On the first day of the World Cup, I was down in the Power Light District hanging out with a few soccer fans watching the Mexico-South Africa game. (This seems like months ago, doesn't it?) We were talking about the future and things that were good for the future of soccer.
Namely, watch parties in high visibility places like the P (from what I can tell, hosting this might end up being a masterstroke by the Kansas City Wizards and the USA Bid Committee) and high-visibility writers either covering the sport or becoming fans of the sport.
That leads us into ESPN's Bill Simmons and his most recent column. He wrote nearly5,000 words about the World Cup yesterday
. (Full disclosure, he's one of my favorite writers. But he's also a tremendously popular -- maybe the most read -- sports writer in America.)
There's been a lot of discussion in the soccer blogosphere about columnists and sports writers bashing the sport. Or, perhaps worse, writers that don't understand what they're talking about (and don't take the time to understand) trying to put the sport into context. There's been even more discussion amongst the higher echelon of soccer nerds lamenting that not enough sports writers are analyzing the game and more time pontificating on the greater ramifications of what the game means.

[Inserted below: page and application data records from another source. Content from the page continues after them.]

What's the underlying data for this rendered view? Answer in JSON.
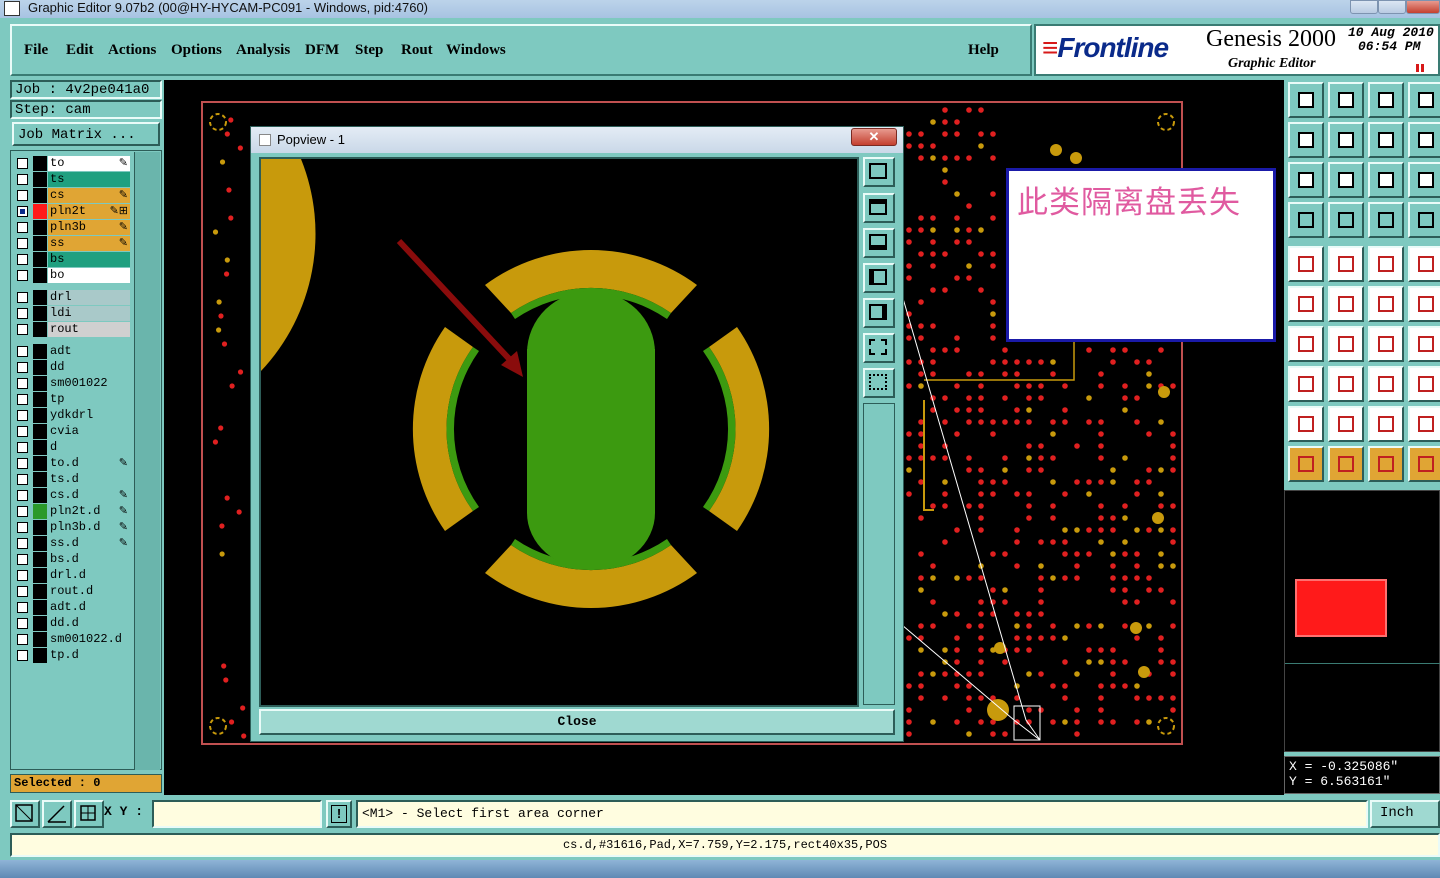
{
  "window": {
    "title": "Graphic Editor 9.07b2 (00@HY-HYCAM-PC091 - Windows, pid:4760)"
  },
  "menu": {
    "items": [
      "File",
      "Edit",
      "Actions",
      "Options",
      "Analysis",
      "DFM",
      "Step",
      "Rout",
      "Windows"
    ],
    "help": "Help"
  },
  "brand": {
    "logo": "Frontline",
    "product": "Genesis 2000",
    "subtitle": "Graphic Editor",
    "date": "10 Aug 2010",
    "time": "06:54 PM"
  },
  "job": {
    "job_line": "Job : 4v2pe041a0",
    "step_line": "Step: cam",
    "matrix_button": "Job Matrix ..."
  },
  "layers": [
    {
      "name": "to",
      "color": "#ffffff",
      "mark": "✎"
    },
    {
      "name": "ts",
      "color": "#20a080",
      "mark": ""
    },
    {
      "name": "cs",
      "color": "#e0a534",
      "mark": "✎"
    },
    {
      "name": "pln2t",
      "color": "#e0a534",
      "mark": "✎⊞",
      "active": true,
      "swatch": "#ff1a1a"
    },
    {
      "name": "pln3b",
      "color": "#e0a534",
      "mark": "✎"
    },
    {
      "name": "ss",
      "color": "#e0a534",
      "mark": "✎"
    },
    {
      "name": "bs",
      "color": "#20a080",
      "mark": ""
    },
    {
      "name": "bo",
      "color": "#ffffff",
      "mark": ""
    },
    {
      "name": "drl",
      "color": "#a9c9c9",
      "mark": "",
      "gap": true
    },
    {
      "name": "ldi",
      "color": "#a9c9c9",
      "mark": ""
    },
    {
      "name": "rout",
      "color": "#d0d0d0",
      "mark": ""
    },
    {
      "name": "adt",
      "color": "#7ec9c0",
      "mark": "",
      "gap": true
    },
    {
      "name": "dd",
      "color": "#7ec9c0",
      "mark": ""
    },
    {
      "name": "sm001022",
      "color": "#7ec9c0",
      "mark": ""
    },
    {
      "name": "tp",
      "color": "#7ec9c0",
      "mark": ""
    },
    {
      "name": "ydkdrl",
      "color": "#7ec9c0",
      "mark": ""
    },
    {
      "name": "cvia",
      "color": "#7ec9c0",
      "mark": ""
    },
    {
      "name": "d",
      "color": "#7ec9c0",
      "mark": ""
    },
    {
      "name": "to.d",
      "color": "#7ec9c0",
      "mark": "✎"
    },
    {
      "name": "ts.d",
      "color": "#7ec9c0",
      "mark": ""
    },
    {
      "name": "cs.d",
      "color": "#7ec9c0",
      "mark": "✎"
    },
    {
      "name": "pln2t.d",
      "color": "#7ec9c0",
      "mark": "✎",
      "swatch": "#2a9a2a"
    },
    {
      "name": "pln3b.d",
      "color": "#7ec9c0",
      "mark": "✎"
    },
    {
      "name": "ss.d",
      "color": "#7ec9c0",
      "mark": "✎"
    },
    {
      "name": "bs.d",
      "color": "#7ec9c0",
      "mark": ""
    },
    {
      "name": "drl.d",
      "color": "#7ec9c0",
      "mark": ""
    },
    {
      "name": "rout.d",
      "color": "#7ec9c0",
      "mark": ""
    },
    {
      "name": "adt.d",
      "color": "#7ec9c0",
      "mark": ""
    },
    {
      "name": "dd.d",
      "color": "#7ec9c0",
      "mark": ""
    },
    {
      "name": "sm001022.d",
      "color": "#7ec9c0",
      "mark": ""
    },
    {
      "name": "tp.d",
      "color": "#7ec9c0",
      "mark": ""
    }
  ],
  "popview": {
    "title": "Popview - 1",
    "close_x": "✕",
    "close_button": "Close"
  },
  "note": {
    "text": "此类隔离盘丢失"
  },
  "status": {
    "selected": "Selected : 0",
    "x": "X = -0.325086\"",
    "y": "Y = 6.563161\"",
    "xy_label": "X Y :",
    "xy_value": "",
    "prompt": "<M1> - Select first area corner",
    "units": "Inch",
    "feature_info": "cs.d,#31616,Pad,X=7.759,Y=2.175,rect40x35,POS"
  },
  "colors": {
    "panel": "#7ec9c0",
    "copper": "#c89a0c",
    "green": "#3c9a10",
    "arrow": "#8a0c0c",
    "selection": "#ff1a1a"
  }
}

And, yeah, Simmons spends at least half of those 5,000 words doing that exact thing, but it's an epic must-read anyway.
The U.S. soccer team could own that "everyone" domain for the simple reason that it's unattainable for anyone else. We always want our national soccer team to succeed; it would be un-American to feel differently. There's continuity through the years when certain players (such as Donovan, Howard and 2010 breakout star Michael Bradley, locks to make the 2014 World Cup) stick around for a prolonged time. There's always a finish line (the Cup every four years), with dozens of exhibitions, smaller tournaments and World Cup qualifying strewn in between. If you want, you can extend your attachment by following American stars on their club squads. Add everything up and it feels like following the Lakers, Red Sox, Niners or whomever.
He's not the only one churning out excellent general sports writing on the topic. Sports Illustrated has sent former Star columnist Joe Posnaski to South Africa. And he's been doing the things that make Pos great: Providing insight into the day-in-day-out existence in another country, helping write the legends and just generally being an awesome writer who has a few problems with the game he's covering but is actually covering it honestly.
Check them both out.
•Joe Posnanski's blog.